Medium term loan- This could be obtained from a bank, a government scheme or friends and family. It would most likely be used to purchase an asset over a fixed period of time which will be linked to the expected economic life of the asset. The conditions of the loan are similar to that of an overdraft or short term loan. Hire purchase- This is a more flexible approach to traditional borrowing. HP allows a purchaser to start using an asset as soon as a deposit has been paid. The deposit represents the first payment of a number of instalments which are paid over a specified period of time at regular intervals. The ownership of the asset does not pass to the purchaser until the final instalment has been paid. This type of finance can carry quite a high interest rate but may be better for a business as payments are spread out over time. Leasing- This can be used to acquire assets at a lower cost than would be necessary to purchase outright. Leases are usually paid monthly or yearly. A business may use this option is the residual value of an asset is likely to be uncertain when it comes to selling the asset or if an asset is only required for a certain period of time.

Long Term Sources of Finance Long term sources of finance are used to obtain assets that are expected to provide economic gain or benefit to the business in the long term. This type of finance is usually considered to be longer than seven years and can be divided into two categories which are debt finance and equity finance. These are the main sources of debt finance:

Long term loan- This would be suitable for capital investment in fixed assets such as plant and machinery or to expand the business. Mortgage- A form of long term loan that is used to purchase land or premises. A mortgage in usually provided by a financial institution such as a bank or building society. They have a specified time frame over a number of years where the loan has to be paid back which is usually around twenty-five to thirty years. The interest rate can either be fixed or variable. The amount owed can either be paid in instalments or at the end of the term of the loan. Debenture- The most common type of long term loan taken out by a limited liability company. Repayment is usually made in full at a fixed date in the distant future. The holder of the debenture could be a private or corporate investor and typically receives a fixed rate of interest. Debentures are lower risk for the investor than an equity agreement and can be sold on the stock exchange.

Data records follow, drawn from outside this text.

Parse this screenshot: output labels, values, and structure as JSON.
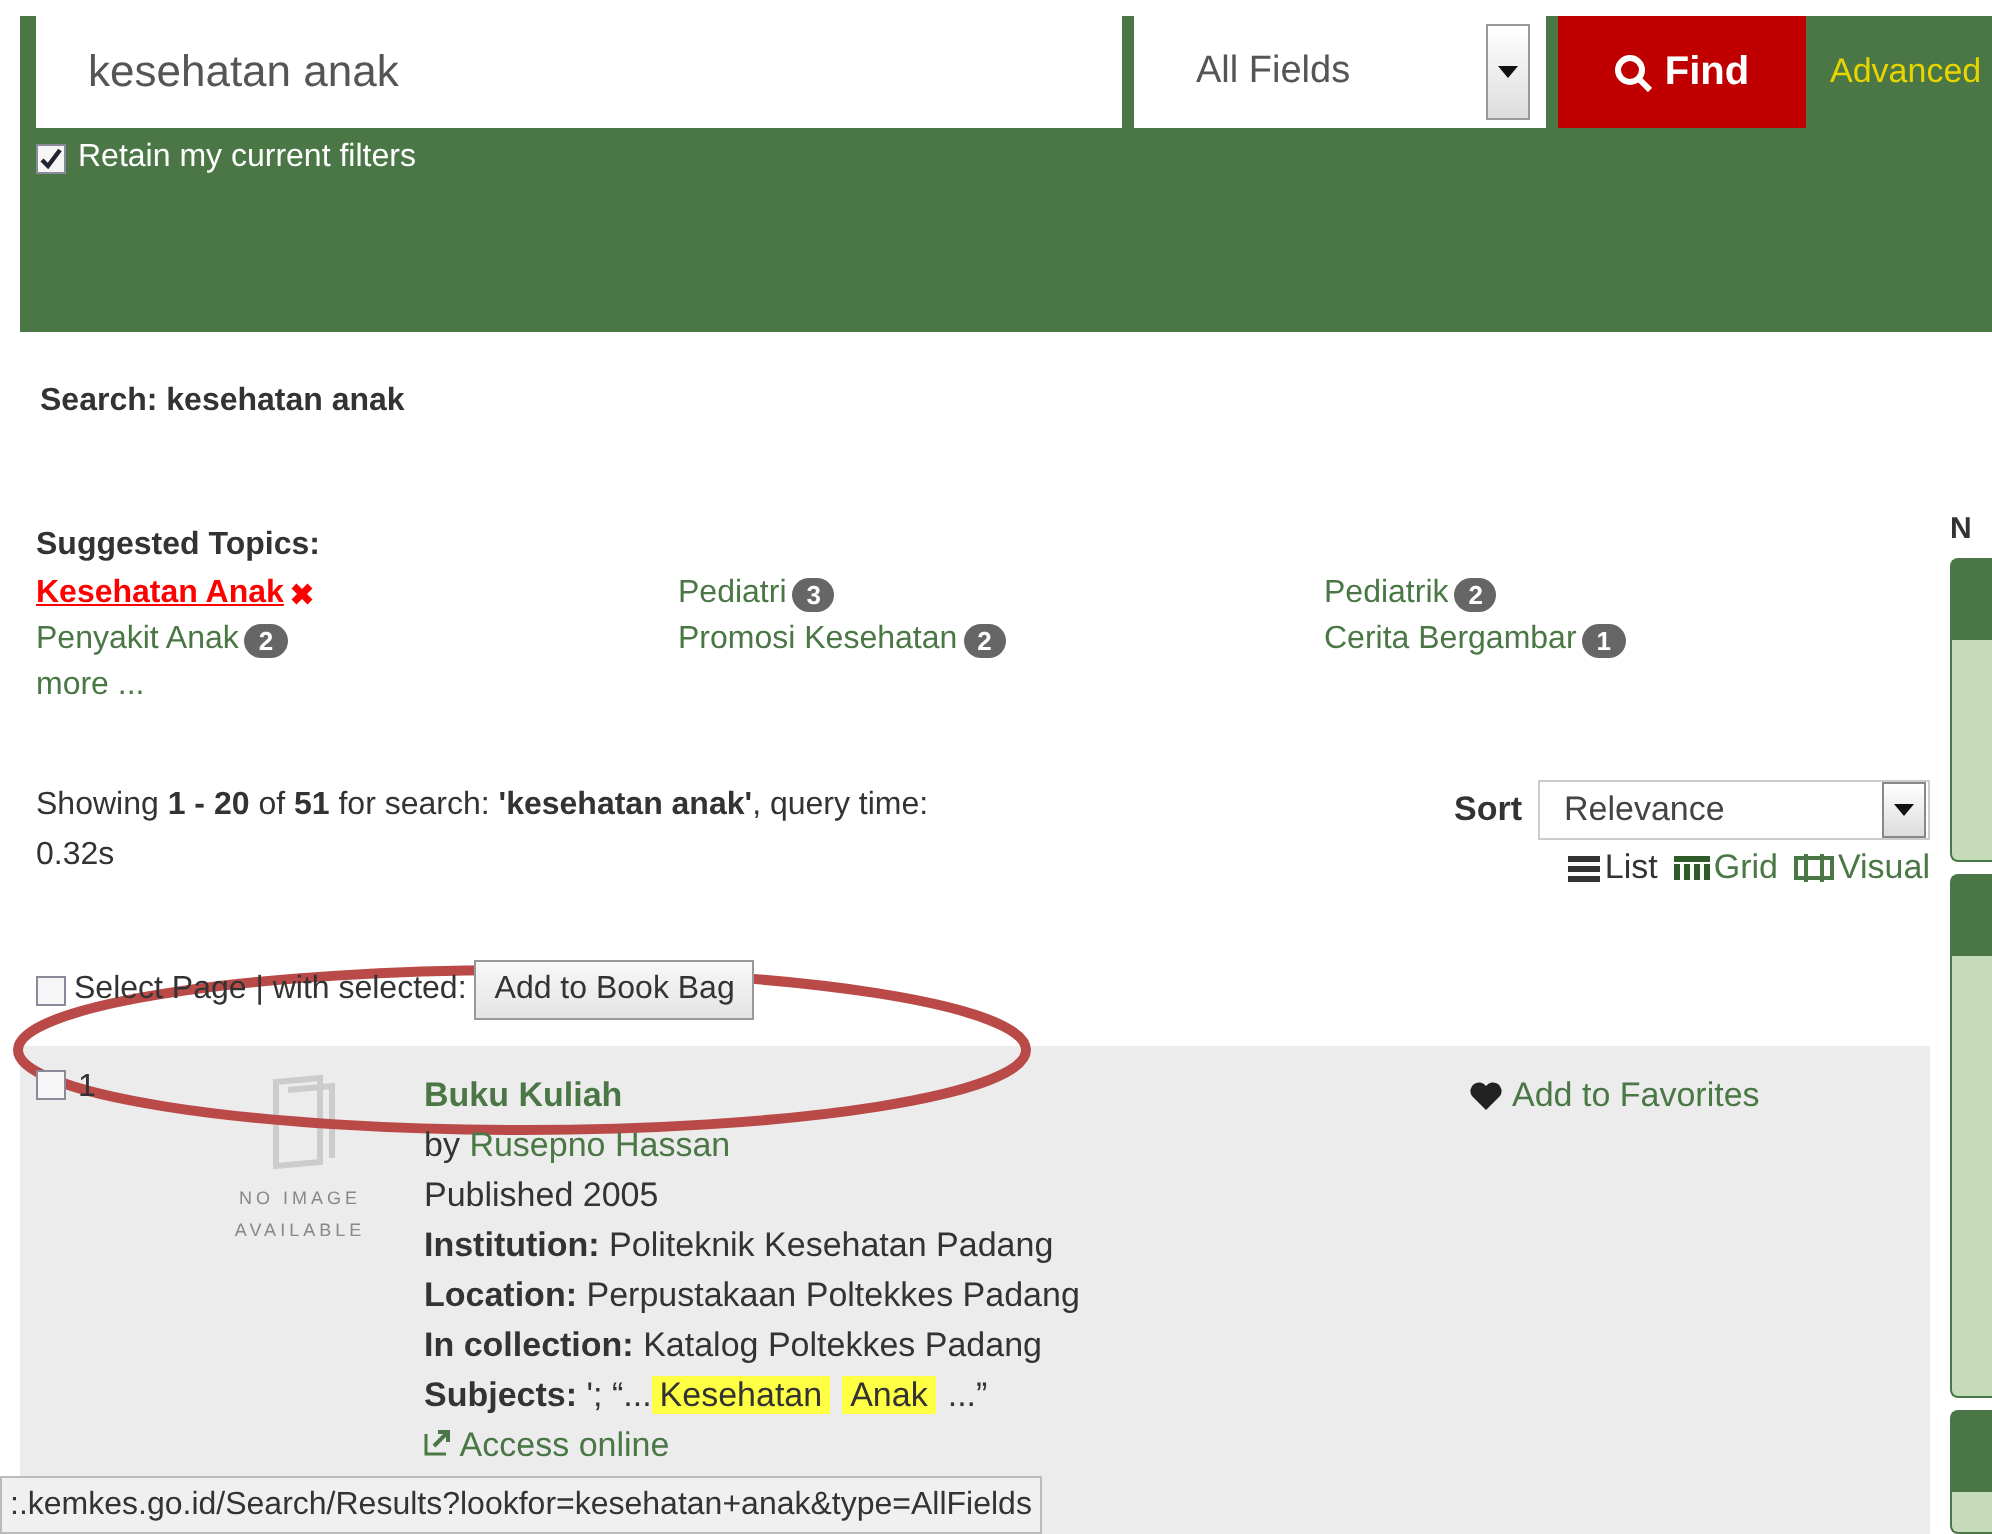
{
  "search": {
    "query": "kesehatan anak",
    "field": "All Fields",
    "find_label": "Find",
    "advanced_link": "Advanced",
    "retain_filters": {
      "label": "Retain my current filters",
      "checked": true
    }
  },
  "search_heading": "Search: kesehatan anak",
  "suggested_topics": {
    "title": "Suggested Topics:",
    "more": "more ...",
    "items": [
      {
        "label": "Kesehatan Anak",
        "selected": true
      },
      {
        "label": "Pediatri",
        "count": "3",
        "selected": false
      },
      {
        "label": "Pediatrik",
        "count": "2",
        "selected": false
      },
      {
        "label": "Penyakit Anak",
        "count": "2",
        "selected": false
      },
      {
        "label": "Promosi Kesehatan",
        "count": "2",
        "selected": false
      },
      {
        "label": "Cerita Bergambar",
        "count": "1",
        "selected": false
      }
    ]
  },
  "results_summary": "Showing **1 - 20** of **51** for search: **'kesehatan anak'**, query time: 0.32s",
  "sort": {
    "label": "Sort",
    "value": "Relevance"
  },
  "views": [
    {
      "label": "List",
      "kind": "list",
      "selected": true
    },
    {
      "label": "Grid",
      "kind": "grid",
      "selected": false
    },
    {
      "label": "Visual",
      "kind": "visual",
      "selected": false
    }
  ],
  "select_page": {
    "label": "Select Page | with selected:",
    "checked": false
  },
  "add_to_book_bag": "Add to Book Bag",
  "results": [
    {
      "number": "1",
      "checked": false,
      "title": "Buku Kuliah",
      "no_image_text": "NO IMAGE AVAILABLE",
      "author_prefix": "by",
      "author": "Rusepno Hassan",
      "published": "Published 2005",
      "fields": [
        {
          "label": "Institution:",
          "value": "Politeknik Kesehatan Padang"
        },
        {
          "label": "Location:",
          "value": "Perpustakaan Poltekkes Padang"
        },
        {
          "label": "In collection:",
          "value": "Katalog Poltekkes Padang"
        }
      ],
      "subjects_label": "Subjects:",
      "subjects": [
        {
          "text": "'; “...",
          "highlight": false
        },
        {
          "text": "Kesehatan",
          "highlight": true
        },
        {
          "text": "Anak",
          "highlight": true
        },
        {
          "text": "...”",
          "highlight": false
        }
      ],
      "access_link": "Access online",
      "favorites": "Add to Favorites"
    }
  ],
  "sidebar": {
    "heading": "N"
  },
  "status_url": ":.kemkes.go.id/Search/Results?lookfor=kesehatan+anak&type=AllFields",
  "annotations": [
    {
      "kind": "ellipse",
      "color": "#b94a48"
    }
  ]
}
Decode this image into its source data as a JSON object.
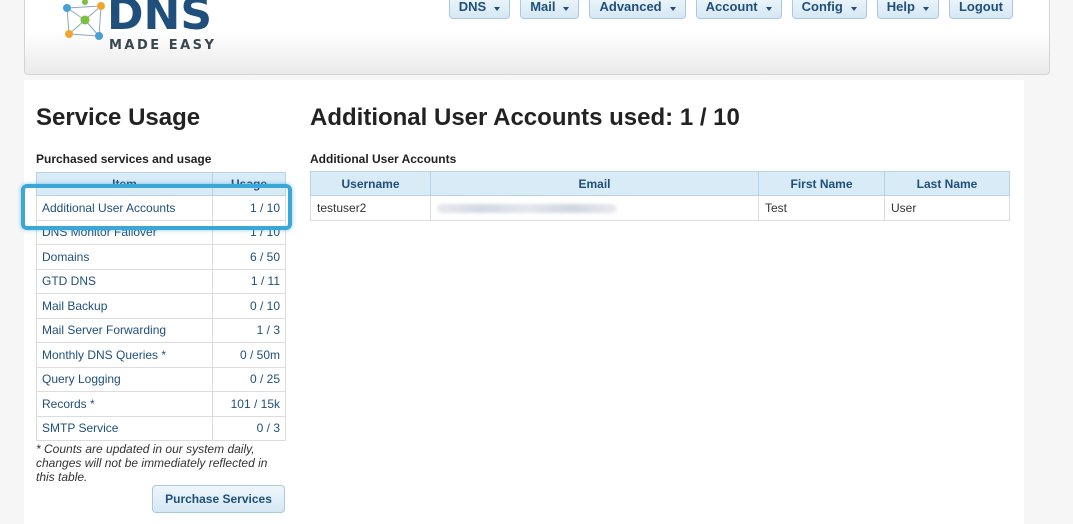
{
  "logo": {
    "name": "DNS",
    "tagline": "MADE EASY"
  },
  "nav": [
    {
      "label": "DNS",
      "dropdown": true
    },
    {
      "label": "Mail",
      "dropdown": true
    },
    {
      "label": "Advanced",
      "dropdown": true
    },
    {
      "label": "Account",
      "dropdown": true
    },
    {
      "label": "Config",
      "dropdown": true
    },
    {
      "label": "Help",
      "dropdown": true
    },
    {
      "label": "Logout",
      "dropdown": false
    }
  ],
  "left": {
    "title": "Service Usage",
    "section_label": "Purchased services and usage",
    "columns": [
      "Item",
      "Usage"
    ],
    "rows": [
      {
        "item": "Additional User Accounts",
        "usage": "1 / 10"
      },
      {
        "item": "DNS Monitor Failover",
        "usage": "1 / 10"
      },
      {
        "item": "Domains",
        "usage": "6 / 50"
      },
      {
        "item": "GTD DNS",
        "usage": "1 / 11"
      },
      {
        "item": "Mail Backup",
        "usage": "0 / 10"
      },
      {
        "item": "Mail Server Forwarding",
        "usage": "1 / 3"
      },
      {
        "item": "Monthly DNS Queries *",
        "usage": "0 / 50m"
      },
      {
        "item": "Query Logging",
        "usage": "0 / 25"
      },
      {
        "item": "Records *",
        "usage": "101 / 15k"
      },
      {
        "item": "SMTP Service",
        "usage": "0 / 3"
      }
    ],
    "note": "* Counts are updated in our system daily, changes will not be immediately reflected in this table.",
    "purchase_label": "Purchase Services"
  },
  "right": {
    "title": "Additional User Accounts used: 1 / 10",
    "section_label": "Additional User Accounts",
    "columns": [
      "Username",
      "Email",
      "First Name",
      "Last Name"
    ],
    "rows": [
      {
        "username": "testuser2",
        "first_name": "Test",
        "last_name": "User"
      }
    ]
  },
  "colors": {
    "brand": "#1f4f7a",
    "header_cell": "#d8ebf7",
    "highlight": "#3aa7d8"
  }
}
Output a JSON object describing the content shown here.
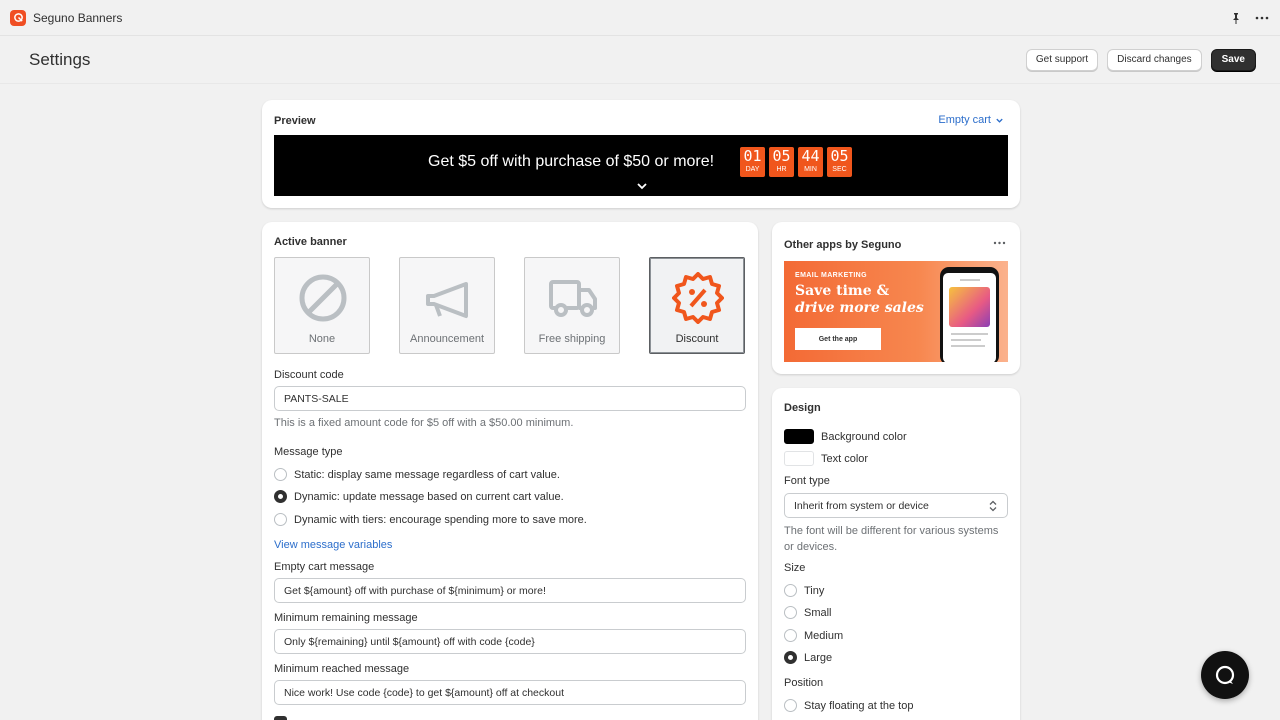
{
  "app": {
    "title": "Seguno Banners"
  },
  "header": {
    "title": "Settings",
    "get_support": "Get support",
    "discard": "Discard changes",
    "save": "Save"
  },
  "preview": {
    "title": "Preview",
    "select_value": "Empty cart",
    "banner_text": "Get $5 off with purchase of $50 or more!",
    "countdown": [
      {
        "value": "01",
        "label": "DAY"
      },
      {
        "value": "05",
        "label": "HR"
      },
      {
        "value": "44",
        "label": "MIN"
      },
      {
        "value": "05",
        "label": "SEC"
      }
    ],
    "banner_bg": "#000000",
    "accent": "#f0561c"
  },
  "active_banner": {
    "title": "Active banner",
    "options": [
      {
        "label": "None",
        "icon": "prohibited-icon"
      },
      {
        "label": "Announcement",
        "icon": "megaphone-icon"
      },
      {
        "label": "Free shipping",
        "icon": "truck-icon"
      },
      {
        "label": "Discount",
        "icon": "discount-badge-icon",
        "selected": true
      }
    ]
  },
  "discount": {
    "label": "Discount code",
    "value": "PANTS-SALE",
    "help": "This is a fixed amount code for $5 off with a $50.00 minimum."
  },
  "message_type": {
    "label": "Message type",
    "options": [
      {
        "label": "Static: display same message regardless of cart value.",
        "checked": false
      },
      {
        "label": "Dynamic: update message based on current cart value.",
        "checked": true
      },
      {
        "label": "Dynamic with tiers: encourage spending more to save more.",
        "checked": false
      }
    ],
    "link": "View message variables"
  },
  "messages": {
    "empty_label": "Empty cart message",
    "empty_value": "Get ${amount} off with purchase of ${minimum} or more!",
    "remaining_label": "Minimum remaining message",
    "remaining_value": "Only ${remaining} until ${amount} off with code {code}",
    "reached_label": "Minimum reached message",
    "reached_value": "Nice work! Use code {code} to get ${amount} off at checkout"
  },
  "other_apps": {
    "title": "Other apps by Seguno",
    "promo_kicker": "EMAIL MARKETING",
    "promo_head_1": "Save time &",
    "promo_head_2": "drive more sales",
    "promo_cta": "Get the app"
  },
  "design": {
    "title": "Design",
    "bg_label": "Background color",
    "bg_color": "#000000",
    "text_label": "Text color",
    "text_color": "#ffffff",
    "font_label": "Font type",
    "font_value": "Inherit from system or device",
    "font_help": "The font will be different for various systems or devices.",
    "size_label": "Size",
    "sizes": [
      {
        "label": "Tiny",
        "checked": false
      },
      {
        "label": "Small",
        "checked": false
      },
      {
        "label": "Medium",
        "checked": false
      },
      {
        "label": "Large",
        "checked": true
      }
    ],
    "position_label": "Position",
    "position_option": "Stay floating at the top"
  }
}
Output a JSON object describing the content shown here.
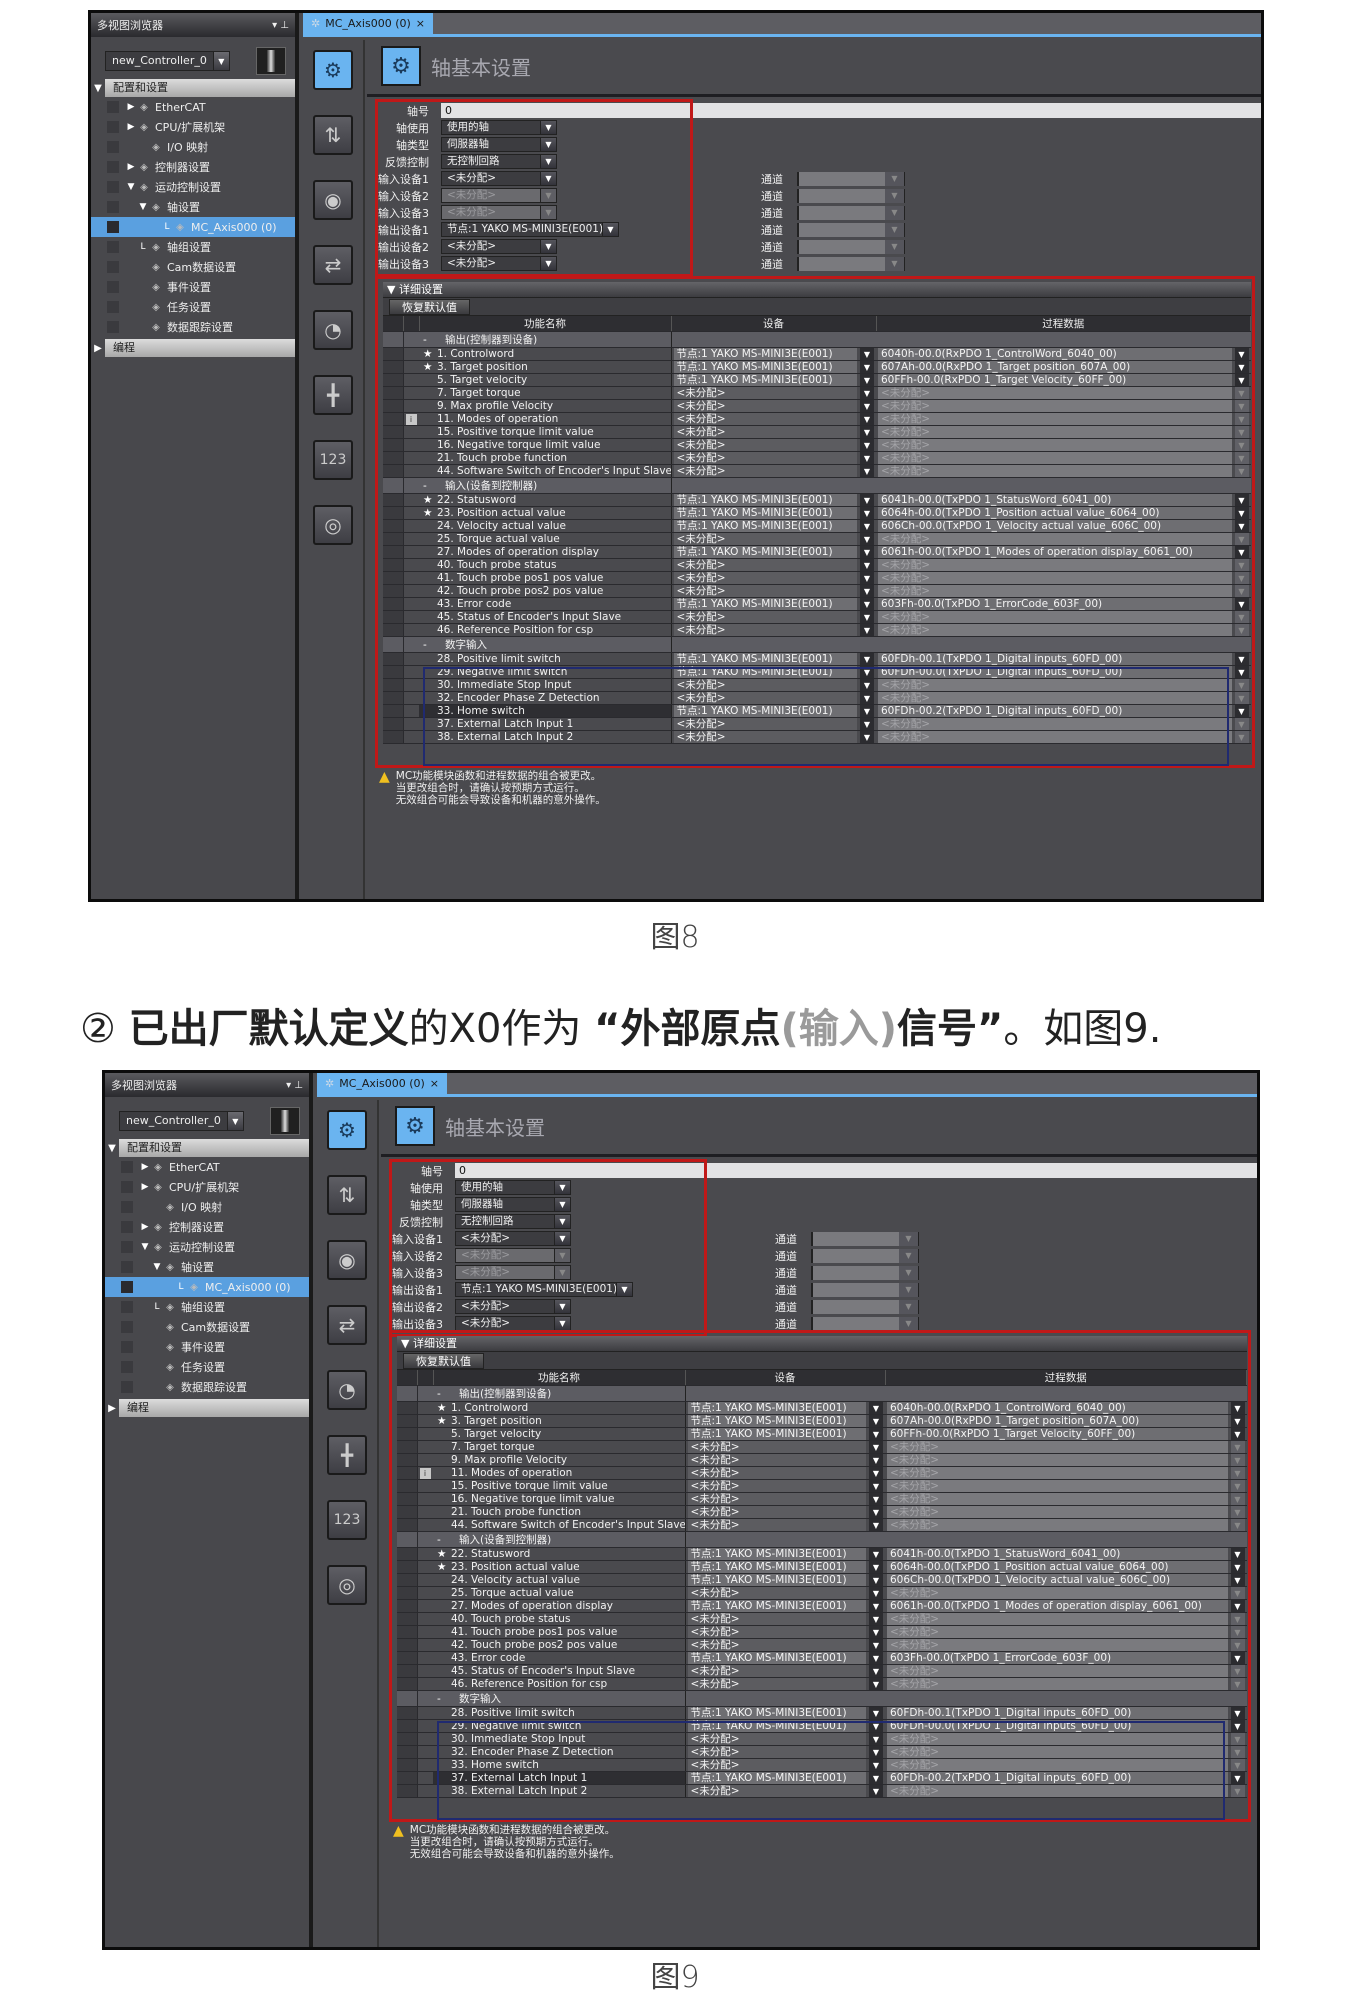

Equity Finance Equity finance refers to finance raised by the selling of ordinary shares. This makes it possible for only limited liability companies to use this source of finance. Below are the types of equity finance:

Sell shares- Public limited companies can sell shares on the stock exchange to raise capital. The rules of the stock exchange are very strict and involve a lot of regulation. On the stock market there is a minimum amount of shares that have to be issued, trading records are required and there is a minimum market capitalization. Formal venture capital- These are from corporate investors such as pension funds, and they generally provide equity finance for new businesses or for situations where there is a turnaround such as a management buyout. Only investments that offer high returns to offset the high risks will interest a venture capitalist. Informal venture capital- Business angels generally provide this type of equity finance for small to medium size enterprises. A business angel is usually a wealthy individual who want to invest in a privately owned business which are usually private limited companies.

In conclusion, the source of finance that a business will try to obtain is dependent on the reason the finance is needed. A business would have to examine what its requirements are and what its financial position is at the time. Only then could they make the correct decision as what type of finance will be right for them.